But there have been so many posts devoted to Dickens’ birthday today, that I shall simply mention four I think are worth your attention:

• “The Dark Side of Dickens,” in which fiction writer and reviewer David Abrams--while applauding Dickens’ books--recalls the author’s sometimes disagreeable personality. “It is a truth universally acknowledged that Charles Dickens the Writer was a genius,” Abrams begins, “but Charles Dickens the Man was an asshole.”

• “Charles Dickens, Crime Writer,” which has Criminal Intent contributor Terry Farley Moran making the argument I had thought to put forth, and making it well. “Charles Dickens,” she explains, “didn’t become famous as a writer of mystery/detective fiction, as it was not a commonly defined genre during his lifetime. But as we look back, he was definitely a master of the craft.” I couldn’t agree more.

• “Charles Dickens at 200: Still the Great British ‘Idol.’” As reluctant as I am to recommend anything from USA Today (the most white-bread and dull of American newspapers), reporter Bob Minzesheimer does offer a fairly good overview of Dickens’ continuing influence on our entertainment media.
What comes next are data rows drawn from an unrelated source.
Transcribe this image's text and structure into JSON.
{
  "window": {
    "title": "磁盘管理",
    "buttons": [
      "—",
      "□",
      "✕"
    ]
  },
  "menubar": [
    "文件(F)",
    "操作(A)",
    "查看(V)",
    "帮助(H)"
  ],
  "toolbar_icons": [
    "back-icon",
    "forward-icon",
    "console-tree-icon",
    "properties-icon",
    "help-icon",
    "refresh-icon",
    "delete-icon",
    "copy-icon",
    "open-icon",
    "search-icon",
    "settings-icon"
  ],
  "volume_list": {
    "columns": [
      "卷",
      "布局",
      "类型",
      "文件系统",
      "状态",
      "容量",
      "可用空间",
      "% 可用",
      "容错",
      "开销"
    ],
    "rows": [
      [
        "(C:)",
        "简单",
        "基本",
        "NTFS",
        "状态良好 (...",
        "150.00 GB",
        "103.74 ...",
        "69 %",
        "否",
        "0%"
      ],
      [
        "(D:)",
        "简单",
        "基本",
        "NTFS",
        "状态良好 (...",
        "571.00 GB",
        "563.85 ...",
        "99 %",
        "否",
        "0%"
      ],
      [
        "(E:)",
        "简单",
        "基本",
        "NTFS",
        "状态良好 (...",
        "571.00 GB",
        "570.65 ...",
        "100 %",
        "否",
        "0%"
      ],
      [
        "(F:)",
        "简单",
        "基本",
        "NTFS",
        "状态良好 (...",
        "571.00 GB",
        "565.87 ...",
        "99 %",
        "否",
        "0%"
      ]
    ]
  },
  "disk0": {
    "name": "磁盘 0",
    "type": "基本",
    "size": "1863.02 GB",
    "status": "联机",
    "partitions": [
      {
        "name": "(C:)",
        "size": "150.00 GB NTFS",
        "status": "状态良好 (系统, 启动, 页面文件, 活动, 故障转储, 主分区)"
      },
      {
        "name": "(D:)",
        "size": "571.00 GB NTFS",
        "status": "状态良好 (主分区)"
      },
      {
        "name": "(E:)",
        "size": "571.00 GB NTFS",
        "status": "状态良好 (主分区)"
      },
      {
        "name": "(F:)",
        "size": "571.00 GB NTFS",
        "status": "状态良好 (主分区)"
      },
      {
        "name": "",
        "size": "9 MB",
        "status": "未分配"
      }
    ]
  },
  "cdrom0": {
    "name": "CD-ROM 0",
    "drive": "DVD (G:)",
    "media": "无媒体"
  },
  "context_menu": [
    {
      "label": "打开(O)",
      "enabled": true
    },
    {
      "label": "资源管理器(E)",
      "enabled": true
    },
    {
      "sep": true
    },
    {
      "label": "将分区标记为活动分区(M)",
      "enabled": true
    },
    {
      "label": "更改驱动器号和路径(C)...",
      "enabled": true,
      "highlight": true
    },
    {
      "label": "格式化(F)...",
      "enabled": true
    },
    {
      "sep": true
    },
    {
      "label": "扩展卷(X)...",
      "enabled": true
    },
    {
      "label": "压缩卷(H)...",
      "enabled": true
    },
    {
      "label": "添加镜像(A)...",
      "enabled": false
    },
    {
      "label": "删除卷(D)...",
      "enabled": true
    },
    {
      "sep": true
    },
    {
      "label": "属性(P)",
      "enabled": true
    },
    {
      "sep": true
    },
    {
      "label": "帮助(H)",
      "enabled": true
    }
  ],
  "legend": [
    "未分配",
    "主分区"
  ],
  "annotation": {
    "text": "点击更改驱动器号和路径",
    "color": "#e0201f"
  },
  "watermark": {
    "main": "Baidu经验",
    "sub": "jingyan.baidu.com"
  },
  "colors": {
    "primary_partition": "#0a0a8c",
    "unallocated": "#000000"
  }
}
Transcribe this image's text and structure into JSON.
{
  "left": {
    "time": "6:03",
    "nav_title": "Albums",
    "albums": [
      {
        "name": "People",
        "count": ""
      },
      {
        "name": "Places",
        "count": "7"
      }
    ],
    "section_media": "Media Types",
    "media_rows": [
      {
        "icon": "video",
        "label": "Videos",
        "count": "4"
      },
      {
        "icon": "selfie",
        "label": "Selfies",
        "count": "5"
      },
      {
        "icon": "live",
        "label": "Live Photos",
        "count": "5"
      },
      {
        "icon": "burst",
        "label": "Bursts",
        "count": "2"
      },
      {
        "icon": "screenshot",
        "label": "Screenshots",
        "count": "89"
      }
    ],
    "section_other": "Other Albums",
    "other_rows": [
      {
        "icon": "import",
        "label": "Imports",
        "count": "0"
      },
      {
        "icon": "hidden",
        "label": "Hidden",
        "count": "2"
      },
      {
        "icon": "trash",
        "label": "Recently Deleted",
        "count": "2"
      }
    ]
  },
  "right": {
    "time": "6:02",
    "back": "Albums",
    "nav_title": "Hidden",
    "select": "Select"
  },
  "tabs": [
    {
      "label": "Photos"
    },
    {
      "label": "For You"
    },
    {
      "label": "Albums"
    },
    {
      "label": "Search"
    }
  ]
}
• “Charles Dickens’ Birthday and the Age of Verbosity,” in which Washington Post writer Alexandra Petri proffers a spirited tribute to Dickens’ persistent long-windedness. “Dickens ... took an awfully long time to say whatever it was he was going to say,” she notes. “And he had an incentive to do it. He published his books in installments, in the pulp form of the serial--cheaper than full-bore novels, and far more addictive. On the bright side, this makes his books useful for stopping doors and ironing recalcitrant skirts. On the downside, you really feel, upon emerging, that you know everything that can possibly be said on the subject of allegorical knitting.”

Elsewhere on the Web today, you’ll find lists of “The 10 Best Charles Dickens Characters of All Time” and “Five Myths About Charles Dickens,” as well as The Guardian’s “fiendishly difficult” Dickens birthday quiz and search engine Google’s nod to the Victorian Age’s greatest novelist in the form of a page-top “doodle”.

(Hat tips to Mystery Fanfare and Bill Crider’s Pop Culture Magazine.)

READ MORE:Charles in Charge,” by Kent Jones (The Maddow Blog); “The 200th Anniversary of Charles Dickens’ Birth,” by Mercurie (A Shroud of Thoughts).

1 comment:

Elizabeth Foxwell said...

See also the Dickens content in the online Westminster Detective Library such as "Two Detective Anecdotes" (1851).